Why would I want to be able to make bonbons myself?
Being able to make bonbons, is a skill that you can apply throughout your life. Bonbons are great gifts to give, especially if you made them yourself, to basically anyone for any occasion. Of course, you can also gift them to yourself and experiment your way to creating your perfect bonbon. The variations are only limited to your own imagination. With some practice, you will be able to make something that looks finger-licking good.
What do I need to make my own bonbons?
You will need a bonbon mould and couverture chocolate, preferably a high quality one. The variation possibilities already start here, as you can get different moulds for differently-shaped bonbons and different couverture chocolate for a different taste. Those are the basic things you need, next comes the ingredients for the ganache (=filling) and possibly something to sprinkle on top of the bonbons.
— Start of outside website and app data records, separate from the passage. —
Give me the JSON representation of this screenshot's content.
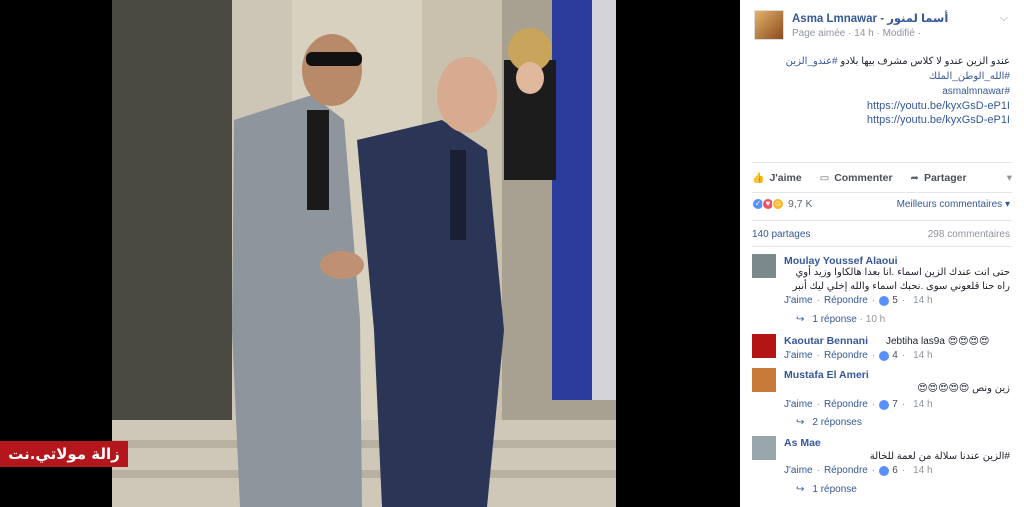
{
  "watermark": "زالة مولاتي.نت",
  "post": {
    "author": "Asma Lmnawar - أسما لمنور",
    "meta": "Page aimée · 14 h · Modifié ·",
    "text_line1": "عندو الزين عندو لا كلاس مشرف بيها بلادو",
    "tag1": "#عندو_الزين",
    "tag2": "#الله_الوطن_الملك",
    "tag3": "#asmalmnawar",
    "link1": "https://youtu.be/kyxGsD-eP1I",
    "link2": "https://youtu.be/kyxGsD-eP1I"
  },
  "actions": {
    "like": "J'aime",
    "comment": "Commenter",
    "share": "Partager"
  },
  "stats": {
    "reactions": "9,7 K",
    "best": "Meilleurs commentaires",
    "shares": "140 partages",
    "comments": "298 commentaires"
  },
  "comments": [
    {
      "name": "Moulay Youssef Alaoui",
      "text": "حتى انت عندك الزين اسماء .انا بعدا هالكاوا وزيد أوي راه حنا قلعوني سوى .نحبك اسماء والله إخلي ليك أنبر",
      "like": "J'aime",
      "reply": "Répondre",
      "likes": "5",
      "time": "14 h",
      "reply_count": "1 réponse",
      "reply_time": "10 h"
    },
    {
      "name": "Kaoutar Bennani",
      "text": "Jebtiha las9a 😍😍😍😍",
      "like": "J'aime",
      "reply": "Répondre",
      "likes": "4",
      "time": "14 h"
    },
    {
      "name": "Mustafa El Ameri",
      "text": "زين ونص 😍😍😍😍😍",
      "like": "J'aime",
      "reply": "Répondre",
      "likes": "7",
      "time": "14 h",
      "reply_count": "2 réponses"
    },
    {
      "name": "As Mae",
      "text": "#الزين عندنا سلالة من لعمة للخالة",
      "like": "J'aime",
      "reply": "Répondre",
      "likes": "6",
      "time": "14 h",
      "reply_count": "1 réponse"
    }
  ]
}
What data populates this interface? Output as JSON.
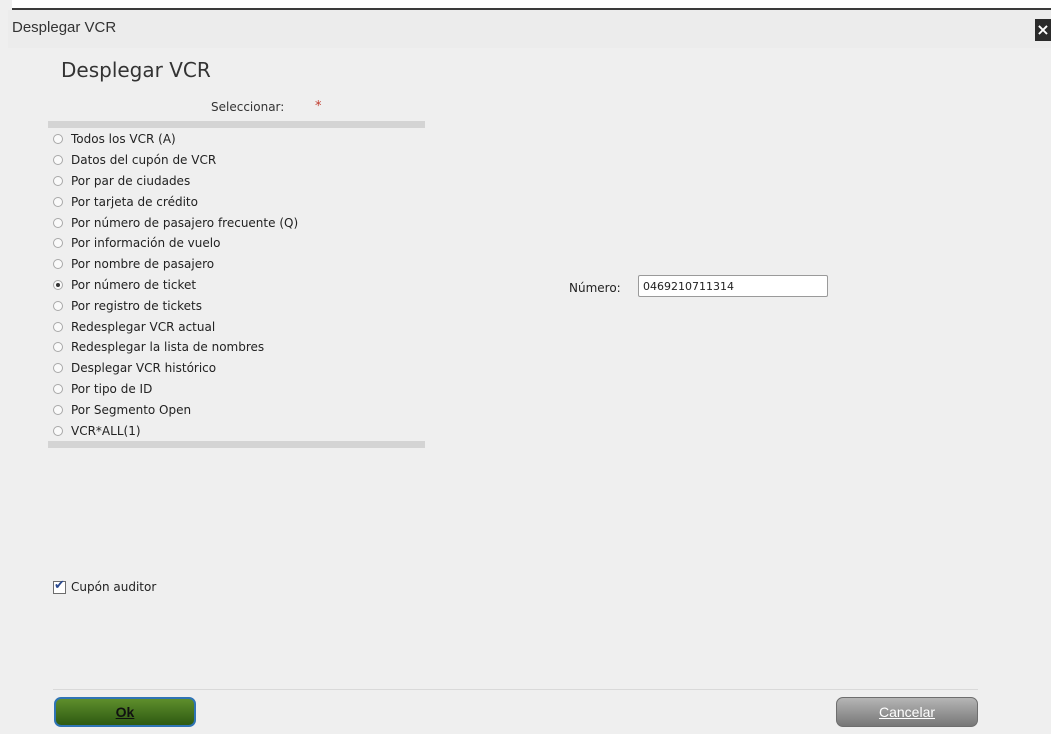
{
  "window": {
    "title": "Desplegar VCR",
    "close_glyph": "×"
  },
  "form": {
    "heading": "Desplegar VCR",
    "select_label": "Seleccionar:",
    "required_marker": "*",
    "selected_index": 7,
    "options": [
      {
        "label": "Todos los VCR (A)"
      },
      {
        "label": "Datos del cupón de VCR"
      },
      {
        "label": "Por par de ciudades"
      },
      {
        "label": "Por tarjeta de crédito"
      },
      {
        "label": "Por número de pasajero frecuente (Q)"
      },
      {
        "label": "Por información de vuelo"
      },
      {
        "label": "Por nombre de pasajero"
      },
      {
        "label": "Por número de ticket"
      },
      {
        "label": "Por registro de tickets"
      },
      {
        "label": "Redesplegar VCR actual"
      },
      {
        "label": "Redesplegar la lista de nombres"
      },
      {
        "label": "Desplegar VCR histórico"
      },
      {
        "label": "Por tipo de ID"
      },
      {
        "label": "Por Segmento Open"
      },
      {
        "label": "VCR*ALL(1)"
      }
    ],
    "numero_label": "Número:",
    "numero_value": "0469210711314",
    "auditor_checkbox": {
      "label": "Cupón auditor",
      "checked": true
    }
  },
  "buttons": {
    "ok_label": "Ok",
    "cancel_label": "Cancelar"
  },
  "colors": {
    "ok_button": "#3d6e1e",
    "cancel_button": "#8f8f8f",
    "required_marker": "#c0392b"
  }
}
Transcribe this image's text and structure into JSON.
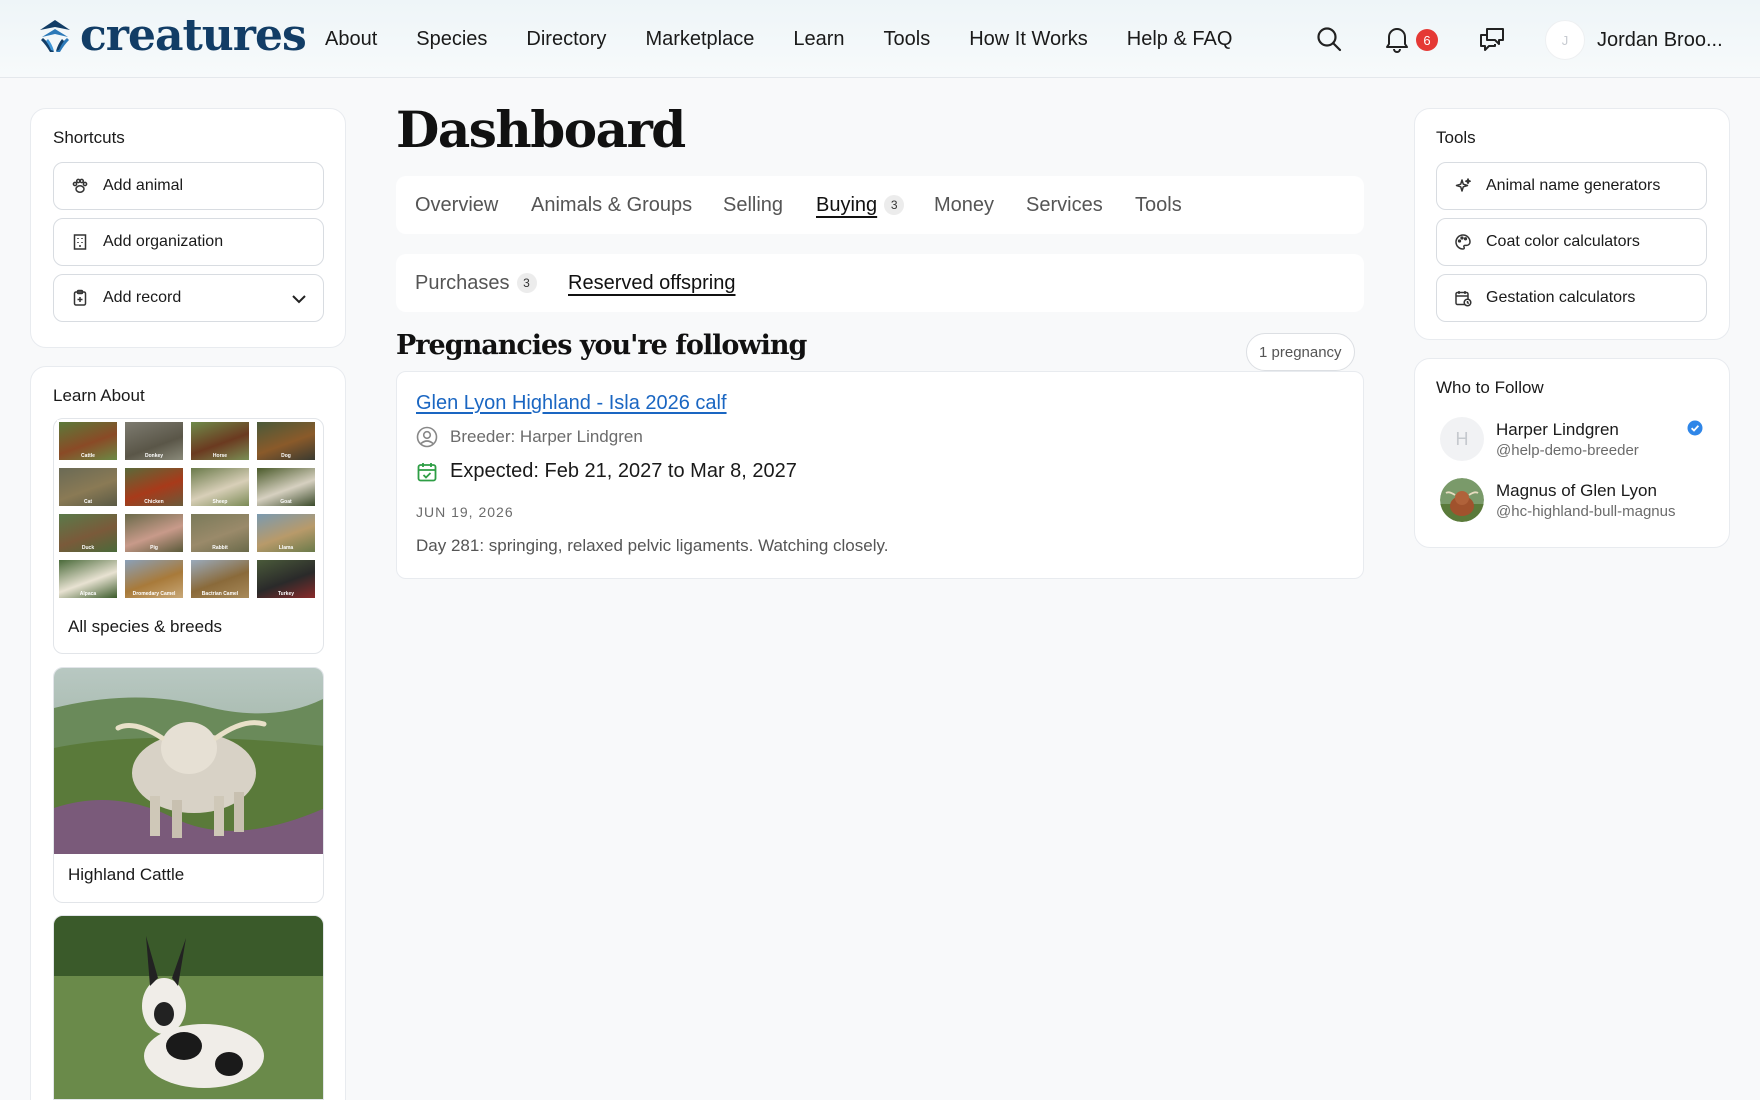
{
  "brand": {
    "name": "creatures",
    "color": "#123d66"
  },
  "nav": {
    "items": [
      "About",
      "Species",
      "Directory",
      "Marketplace",
      "Learn",
      "Tools",
      "How It Works",
      "Help & FAQ"
    ]
  },
  "header": {
    "notifications_count": "6",
    "user_initial": "J",
    "user_name": "Jordan Broo..."
  },
  "shortcuts": {
    "title": "Shortcuts",
    "items": [
      {
        "label": "Add animal",
        "icon": "paw-icon"
      },
      {
        "label": "Add organization",
        "icon": "building-icon"
      },
      {
        "label": "Add record",
        "icon": "clipboard-icon"
      }
    ]
  },
  "learn": {
    "title": "Learn About",
    "species_tiles": [
      "Cattle",
      "Donkey",
      "Horse",
      "Dog",
      "Cat",
      "Chicken",
      "Sheep",
      "Goat",
      "Duck",
      "Pig",
      "Rabbit",
      "Llama",
      "Alpaca",
      "Dromedary Camel",
      "Bactrian Camel",
      "Turkey"
    ],
    "all_label": "All species & breeds",
    "cards": [
      {
        "label": "Highland Cattle"
      }
    ]
  },
  "main": {
    "title": "Dashboard",
    "tabs": [
      {
        "label": "Overview"
      },
      {
        "label": "Animals & Groups"
      },
      {
        "label": "Selling"
      },
      {
        "label": "Buying",
        "count": "3"
      },
      {
        "label": "Money"
      },
      {
        "label": "Services"
      },
      {
        "label": "Tools"
      }
    ],
    "subtabs": [
      {
        "label": "Purchases",
        "count": "3"
      },
      {
        "label": "Reserved offspring"
      }
    ],
    "section_title": "Pregnancies you're following",
    "count_label": "1 pregnancy",
    "pregnancy": {
      "title": "Glen Lyon Highland - Isla 2026 calf",
      "breeder": "Breeder: Harper Lindgren",
      "expected": "Expected: Feb 21, 2027 to Mar 8, 2027",
      "date": "JUN 19, 2026",
      "note": "Day 281: springing, relaxed pelvic ligaments. Watching closely."
    }
  },
  "tools": {
    "title": "Tools",
    "items": [
      {
        "label": "Animal name generators",
        "icon": "sparkle-icon"
      },
      {
        "label": "Coat color calculators",
        "icon": "palette-icon"
      },
      {
        "label": "Gestation calculators",
        "icon": "calendar-clock-icon"
      }
    ]
  },
  "follow": {
    "title": "Who to Follow",
    "people": [
      {
        "initial": "H",
        "name": "Harper Lindgren",
        "handle": "@help-demo-breeder",
        "verified": true
      },
      {
        "name": "Magnus of Glen Lyon",
        "handle": "@hc-highland-bull-magnus"
      }
    ]
  },
  "colors": {
    "link": "#1a66c2",
    "badge": "#e53935",
    "verified": "#2f86e8",
    "calendar": "#2e9e45"
  }
}
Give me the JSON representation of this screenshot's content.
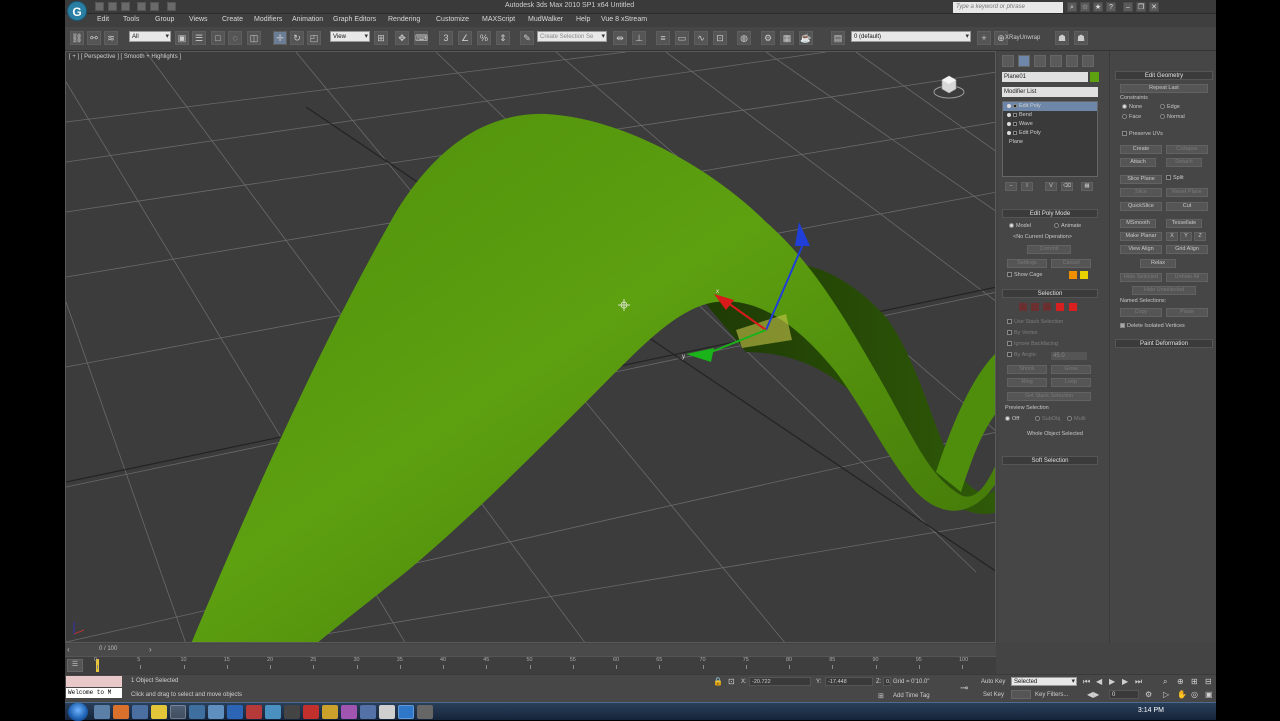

How to make the bonbons?
Tempering the chocolate is an essential step for making a smooth evenly-colored shell for your bonbons and requires you to become a bit of a chemist as you take the chocolate through a temperature curve. We mentioned earlier that you need couverture chocolate as it has additional cocoa butter, which is ideal for tempering.
What you need is a medium-sized pot for heating water, a metal bowl that fits inside the pot and a rubber or silicone spatula. First, heat the water and bring it to simmer, then turn off the heat. Second, put 2/3 of your chocolate inside the bowl and place the bowl inside the simmering water. Water ruins the process, so make sure to use a dry bowl and don’t let any water from the pot enter the bowl. Do not stir until the chocolate is 2/3 melted, allowing it to melt further. Third, if melted, remove the bowl and place it on a kitchen towel, then stir in the remaining 1/3 of your chocolate. This is called seeding. As your mixture starts to cool down, make sure there are no solid pieces of chocolate left in the bowl.
The chocolate should be below your body temperature and you can check by holding the spatula against your lower lip or just above your wrist on the inside of your arm. If it feels refreshing, the chocolate is at the right temperature and so you can get your chocolate mould out (to be precise, the chocolate should be cooled down to 32 degrees Celsius). Pour your chocolate into the moulds by using a teaspoon or a piping bag, do not fill more than half. Then put the mould into the fridge and regularly check to see whether the chocolate has hardened. Then add the ganache, again do not fill the mould completely as the final step is to add another layer of melted chocolate. Return to the fridge once again until they are hardened. Once they are ready, store in a cool, dry place (not the fridge!).
Your ganache can be anything and so we do not describe how to make that. Instead, we recommend to experiment until you find a combination of flavours that you absolutely love.